* **WHAT THE TASK REQUIRES**: Reproduce the entries that follow verbatim, down to the final line.

* **DATA UNDER STUDY**:
[Start of Attachment]

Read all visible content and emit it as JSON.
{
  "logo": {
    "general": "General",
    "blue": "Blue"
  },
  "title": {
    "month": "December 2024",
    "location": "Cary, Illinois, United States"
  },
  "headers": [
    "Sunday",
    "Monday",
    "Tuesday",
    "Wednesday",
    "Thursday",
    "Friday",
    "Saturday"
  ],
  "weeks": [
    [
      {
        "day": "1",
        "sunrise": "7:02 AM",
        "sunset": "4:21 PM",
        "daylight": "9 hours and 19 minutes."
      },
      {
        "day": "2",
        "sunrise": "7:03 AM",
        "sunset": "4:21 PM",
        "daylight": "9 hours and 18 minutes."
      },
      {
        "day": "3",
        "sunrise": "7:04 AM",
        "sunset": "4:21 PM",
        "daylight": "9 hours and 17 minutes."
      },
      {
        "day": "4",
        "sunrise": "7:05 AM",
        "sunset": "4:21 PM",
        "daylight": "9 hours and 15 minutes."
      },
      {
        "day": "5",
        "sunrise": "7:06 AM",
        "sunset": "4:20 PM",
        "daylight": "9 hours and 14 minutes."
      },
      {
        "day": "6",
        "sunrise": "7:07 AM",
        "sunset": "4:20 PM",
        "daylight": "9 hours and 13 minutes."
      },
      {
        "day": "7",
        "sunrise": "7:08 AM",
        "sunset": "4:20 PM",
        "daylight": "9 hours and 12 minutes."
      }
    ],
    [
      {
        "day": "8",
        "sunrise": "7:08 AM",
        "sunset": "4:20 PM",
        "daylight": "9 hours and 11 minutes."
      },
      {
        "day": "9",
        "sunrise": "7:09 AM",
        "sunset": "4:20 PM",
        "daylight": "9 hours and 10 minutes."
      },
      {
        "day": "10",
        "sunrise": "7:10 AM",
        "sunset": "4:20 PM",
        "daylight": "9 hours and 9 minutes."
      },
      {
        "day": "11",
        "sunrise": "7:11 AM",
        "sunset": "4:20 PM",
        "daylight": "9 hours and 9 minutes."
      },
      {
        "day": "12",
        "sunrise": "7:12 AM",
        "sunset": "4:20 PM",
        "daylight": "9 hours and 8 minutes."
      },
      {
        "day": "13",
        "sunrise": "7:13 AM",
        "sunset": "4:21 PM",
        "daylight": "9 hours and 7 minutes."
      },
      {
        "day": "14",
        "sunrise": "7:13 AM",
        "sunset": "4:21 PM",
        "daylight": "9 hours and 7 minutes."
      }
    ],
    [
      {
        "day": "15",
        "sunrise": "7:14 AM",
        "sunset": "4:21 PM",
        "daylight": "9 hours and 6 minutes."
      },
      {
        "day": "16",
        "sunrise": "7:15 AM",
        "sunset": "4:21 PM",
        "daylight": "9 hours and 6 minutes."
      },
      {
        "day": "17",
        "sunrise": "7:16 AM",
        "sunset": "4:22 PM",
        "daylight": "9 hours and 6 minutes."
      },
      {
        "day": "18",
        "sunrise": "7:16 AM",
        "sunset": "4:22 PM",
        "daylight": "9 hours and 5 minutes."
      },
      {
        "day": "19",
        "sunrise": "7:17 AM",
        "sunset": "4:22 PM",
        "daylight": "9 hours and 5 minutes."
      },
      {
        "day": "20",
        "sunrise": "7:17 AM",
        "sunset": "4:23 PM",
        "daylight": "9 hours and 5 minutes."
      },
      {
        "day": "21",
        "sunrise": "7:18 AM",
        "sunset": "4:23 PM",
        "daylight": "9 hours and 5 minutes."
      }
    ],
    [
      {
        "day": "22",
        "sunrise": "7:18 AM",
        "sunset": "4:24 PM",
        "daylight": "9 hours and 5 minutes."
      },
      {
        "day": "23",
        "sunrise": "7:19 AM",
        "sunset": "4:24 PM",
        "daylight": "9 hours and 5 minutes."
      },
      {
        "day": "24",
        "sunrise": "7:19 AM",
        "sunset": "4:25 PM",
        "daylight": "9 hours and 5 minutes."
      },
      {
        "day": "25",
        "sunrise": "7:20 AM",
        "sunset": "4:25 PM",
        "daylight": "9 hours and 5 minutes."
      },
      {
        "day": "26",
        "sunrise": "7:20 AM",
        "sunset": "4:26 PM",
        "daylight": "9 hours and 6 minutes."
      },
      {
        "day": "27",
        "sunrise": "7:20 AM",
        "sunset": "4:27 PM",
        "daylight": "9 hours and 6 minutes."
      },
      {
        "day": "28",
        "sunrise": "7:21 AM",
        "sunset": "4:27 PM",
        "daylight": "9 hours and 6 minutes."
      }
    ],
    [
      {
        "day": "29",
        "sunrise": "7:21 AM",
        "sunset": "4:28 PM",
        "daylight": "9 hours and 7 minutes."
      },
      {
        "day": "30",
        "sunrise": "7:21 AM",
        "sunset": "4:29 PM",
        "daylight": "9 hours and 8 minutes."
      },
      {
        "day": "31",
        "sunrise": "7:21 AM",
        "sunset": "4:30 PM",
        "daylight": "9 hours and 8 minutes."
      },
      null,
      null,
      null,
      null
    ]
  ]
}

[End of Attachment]

* **WORKED SOLUTION**:
Read all visible content and emit it as JSON.
{
  "logo": {
    "general": "General",
    "blue": "Blue"
  },
  "title": {
    "month": "December 2024",
    "location": "Cary, Illinois, United States"
  },
  "headers": [
    "Sunday",
    "Monday",
    "Tuesday",
    "Wednesday",
    "Thursday",
    "Friday",
    "Saturday"
  ],
  "weeks": [
    [
      {
        "day": "1",
        "sunrise": "7:02 AM",
        "sunset": "4:21 PM",
        "daylight": "9 hours and 19 minutes."
      },
      {
        "day": "2",
        "sunrise": "7:03 AM",
        "sunset": "4:21 PM",
        "daylight": "9 hours and 18 minutes."
      },
      {
        "day": "3",
        "sunrise": "7:04 AM",
        "sunset": "4:21 PM",
        "daylight": "9 hours and 17 minutes."
      },
      {
        "day": "4",
        "sunrise": "7:05 AM",
        "sunset": "4:21 PM",
        "daylight": "9 hours and 15 minutes."
      },
      {
        "day": "5",
        "sunrise": "7:06 AM",
        "sunset": "4:20 PM",
        "daylight": "9 hours and 14 minutes."
      },
      {
        "day": "6",
        "sunrise": "7:07 AM",
        "sunset": "4:20 PM",
        "daylight": "9 hours and 13 minutes."
      },
      {
        "day": "7",
        "sunrise": "7:08 AM",
        "sunset": "4:20 PM",
        "daylight": "9 hours and 12 minutes."
      }
    ],
    [
      {
        "day": "8",
        "sunrise": "7:08 AM",
        "sunset": "4:20 PM",
        "daylight": "9 hours and 11 minutes."
      },
      {
        "day": "9",
        "sunrise": "7:09 AM",
        "sunset": "4:20 PM",
        "daylight": "9 hours and 10 minutes."
      },
      {
        "day": "10",
        "sunrise": "7:10 AM",
        "sunset": "4:20 PM",
        "daylight": "9 hours and 9 minutes."
      },
      {
        "day": "11",
        "sunrise": "7:11 AM",
        "sunset": "4:20 PM",
        "daylight": "9 hours and 9 minutes."
      },
      {
        "day": "12",
        "sunrise": "7:12 AM",
        "sunset": "4:20 PM",
        "daylight": "9 hours and 8 minutes."
      },
      {
        "day": "13",
        "sunrise": "7:13 AM",
        "sunset": "4:21 PM",
        "daylight": "9 hours and 7 minutes."
      },
      {
        "day": "14",
        "sunrise": "7:13 AM",
        "sunset": "4:21 PM",
        "daylight": "9 hours and 7 minutes."
      }
    ],
    [
      {
        "day": "15",
        "sunrise": "7:14 AM",
        "sunset": "4:21 PM",
        "daylight": "9 hours and 6 minutes."
      },
      {
        "day": "16",
        "sunrise": "7:15 AM",
        "sunset": "4:21 PM",
        "daylight": "9 hours and 6 minutes."
      },
      {
        "day": "17",
        "sunrise": "7:16 AM",
        "sunset": "4:22 PM",
        "daylight": "9 hours and 6 minutes."
      },
      {
        "day": "18",
        "sunrise": "7:16 AM",
        "sunset": "4:22 PM",
        "daylight": "9 hours and 5 minutes."
      },
      {
        "day": "19",
        "sunrise": "7:17 AM",
        "sunset": "4:22 PM",
        "daylight": "9 hours and 5 minutes."
      },
      {
        "day": "20",
        "sunrise": "7:17 AM",
        "sunset": "4:23 PM",
        "daylight": "9 hours and 5 minutes."
      },
      {
        "day": "21",
        "sunrise": "7:18 AM",
        "sunset": "4:23 PM",
        "daylight": "9 hours and 5 minutes."
      }
    ],
    [
      {
        "day": "22",
        "sunrise": "7:18 AM",
        "sunset": "4:24 PM",
        "daylight": "9 hours and 5 minutes."
      },
      {
        "day": "23",
        "sunrise": "7:19 AM",
        "sunset": "4:24 PM",
        "daylight": "9 hours and 5 minutes."
      },
      {
        "day": "24",
        "sunrise": "7:19 AM",
        "sunset": "4:25 PM",
        "daylight": "9 hours and 5 minutes."
      },
      {
        "day": "25",
        "sunrise": "7:20 AM",
        "sunset": "4:25 PM",
        "daylight": "9 hours and 5 minutes."
      },
      {
        "day": "26",
        "sunrise": "7:20 AM",
        "sunset": "4:26 PM",
        "daylight": "9 hours and 6 minutes."
      },
      {
        "day": "27",
        "sunrise": "7:20 AM",
        "sunset": "4:27 PM",
        "daylight": "9 hours and 6 minutes."
      },
      {
        "day": "28",
        "sunrise": "7:21 AM",
        "sunset": "4:27 PM",
        "daylight": "9 hours and 6 minutes."
      }
    ],
    [
      {
        "day": "29",
        "sunrise": "7:21 AM",
        "sunset": "4:28 PM",
        "daylight": "9 hours and 7 minutes."
      },
      {
        "day": "30",
        "sunrise": "7:21 AM",
        "sunset": "4:29 PM",
        "daylight": "9 hours and 8 minutes."
      },
      {
        "day": "31",
        "sunrise": "7:21 AM",
        "sunset": "4:30 PM",
        "daylight": "9 hours and 8 minutes."
      },
      null,
      null,
      null,
      null
    ]
  ]
}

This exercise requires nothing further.